Russian Arctic regions celebrate Day of Cold
The nations of the Russian Arctic, who can’t imagine their life without strong freezing temperatures, have decided to celebrate the Day of the Cold on the last day of winter. This year, on February 29, the Day of the Cold is celebrated for the first time. The organizers say they want to attract public attention to the problems and opportunities in the Russian Arctic and hope that the holiday will become an annual International event.
The languages of the Arctic nations have about 50 words to describe different types of snow. Since their childhood these people learn to distinguish between slightest details, shades and different types of snow. The cold weather is a prerequisite of the whole Arctic environment. Without it polar bears, seals, white whales and other Arctic sea mammals could not survive. The traditional way of living of the Arctic people would also be impossible without the cold weather.
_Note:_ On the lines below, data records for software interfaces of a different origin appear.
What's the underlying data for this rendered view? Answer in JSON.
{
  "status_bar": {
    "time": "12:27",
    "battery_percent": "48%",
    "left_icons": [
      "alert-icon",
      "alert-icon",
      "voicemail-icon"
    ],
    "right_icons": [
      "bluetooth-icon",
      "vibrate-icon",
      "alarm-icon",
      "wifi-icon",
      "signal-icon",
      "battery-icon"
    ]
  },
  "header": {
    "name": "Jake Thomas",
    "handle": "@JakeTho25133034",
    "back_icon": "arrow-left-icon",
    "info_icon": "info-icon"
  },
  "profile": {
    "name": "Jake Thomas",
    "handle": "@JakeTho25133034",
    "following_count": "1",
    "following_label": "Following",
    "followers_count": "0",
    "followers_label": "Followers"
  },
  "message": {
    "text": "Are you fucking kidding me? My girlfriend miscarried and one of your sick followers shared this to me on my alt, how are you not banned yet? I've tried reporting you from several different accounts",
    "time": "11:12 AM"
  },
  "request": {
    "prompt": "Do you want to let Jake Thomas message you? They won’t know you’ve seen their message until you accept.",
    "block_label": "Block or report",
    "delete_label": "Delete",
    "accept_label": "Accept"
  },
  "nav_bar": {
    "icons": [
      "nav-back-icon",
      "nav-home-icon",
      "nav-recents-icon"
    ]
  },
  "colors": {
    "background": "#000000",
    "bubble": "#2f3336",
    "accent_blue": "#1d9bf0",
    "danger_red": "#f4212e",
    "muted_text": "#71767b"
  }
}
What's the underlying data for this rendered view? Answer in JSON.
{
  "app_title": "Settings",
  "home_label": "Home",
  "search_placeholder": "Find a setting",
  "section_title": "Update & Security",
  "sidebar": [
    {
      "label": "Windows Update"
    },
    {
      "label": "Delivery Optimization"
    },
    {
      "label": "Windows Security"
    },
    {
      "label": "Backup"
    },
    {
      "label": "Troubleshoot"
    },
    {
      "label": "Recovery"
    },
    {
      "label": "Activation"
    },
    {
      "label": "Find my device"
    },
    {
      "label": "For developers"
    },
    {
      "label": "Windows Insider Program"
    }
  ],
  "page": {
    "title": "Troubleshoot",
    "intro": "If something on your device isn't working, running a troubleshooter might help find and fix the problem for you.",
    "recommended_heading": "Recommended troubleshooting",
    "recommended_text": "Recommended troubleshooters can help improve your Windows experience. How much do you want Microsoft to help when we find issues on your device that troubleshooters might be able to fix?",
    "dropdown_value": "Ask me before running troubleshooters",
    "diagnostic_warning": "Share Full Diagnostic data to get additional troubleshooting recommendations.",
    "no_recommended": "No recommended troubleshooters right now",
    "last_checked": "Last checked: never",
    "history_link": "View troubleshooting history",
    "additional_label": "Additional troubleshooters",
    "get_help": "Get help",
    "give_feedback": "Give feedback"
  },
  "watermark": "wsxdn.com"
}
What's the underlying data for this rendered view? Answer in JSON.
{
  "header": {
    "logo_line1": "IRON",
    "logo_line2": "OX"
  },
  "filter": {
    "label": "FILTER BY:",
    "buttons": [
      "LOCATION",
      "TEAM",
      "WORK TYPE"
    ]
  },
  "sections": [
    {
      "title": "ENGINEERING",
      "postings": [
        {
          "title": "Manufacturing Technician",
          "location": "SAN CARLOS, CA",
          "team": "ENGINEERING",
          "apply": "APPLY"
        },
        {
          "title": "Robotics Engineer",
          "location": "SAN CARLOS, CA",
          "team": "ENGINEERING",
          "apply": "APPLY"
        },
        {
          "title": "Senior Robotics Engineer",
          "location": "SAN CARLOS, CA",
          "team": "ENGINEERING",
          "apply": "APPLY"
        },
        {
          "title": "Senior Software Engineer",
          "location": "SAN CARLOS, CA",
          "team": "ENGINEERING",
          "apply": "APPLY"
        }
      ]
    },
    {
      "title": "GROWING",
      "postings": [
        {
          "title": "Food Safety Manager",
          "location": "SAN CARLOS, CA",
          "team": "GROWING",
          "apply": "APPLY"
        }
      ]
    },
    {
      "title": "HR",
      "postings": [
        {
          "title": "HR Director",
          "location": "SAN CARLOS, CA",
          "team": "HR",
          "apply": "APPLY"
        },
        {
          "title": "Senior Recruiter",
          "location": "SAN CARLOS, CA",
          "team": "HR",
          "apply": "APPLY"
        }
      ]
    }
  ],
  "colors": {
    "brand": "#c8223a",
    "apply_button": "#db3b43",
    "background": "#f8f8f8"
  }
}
The idea to celebrate the Day of the Cold emerged in a reindeer skin tent, a traditional house of the Arctic people, in a village located in the vicinity of the city of Naryan Mar in Russia’s polar region, head of the Center of Arctic Initiatives Matvey Chuprov says
"We got together and decided that we needed a common public holiday which would unite peoples of the Arctic region and help them protect their interests, the environment we live in. We decided that it was time to stop fighting global warming and start “protecting” the cold instead. This would entails changing the current approaches and changing the principles laid down by the Kyoto protocol which unfortunately do not work in the current situation anymore."
Marking this event is a simple but effective way to draw attention of the global community to such the miracle the Arctic region is, Chuprov says. The first Day of the Cold is marked by scientific forums which are held in the cities of Russia’s Arctic region and of course by folk festivals. Although the name of the holiday may sound “chilling” the idea of holding such an event is brilliant, the Arctic researcher and head of the Museum of Arctic and Antarctic Viktor Boyarsky says.
"It is important that the event develops into a dynamic and inspiring holiday for young people and enliven the lives of the peoples of the Arctic. I think it will become a tradition."
Today, folk festivals are being held in the cities of Naryan-Mar and Archangelsk. Also a video conference has been organized between the two cities. On Naryan-Mar’s central square of a reindeer skin tent has been put up. The visitors can have a ride in reindeer carts and taste traditional food. In Archangelsk, students staged a flash mob. In Salehard, the capital of the Yamal-Nenets autonomous region, a children’s festival is underway. The festival is sponsored by the city government, the Federation of Russia children’s organizations and several international funds.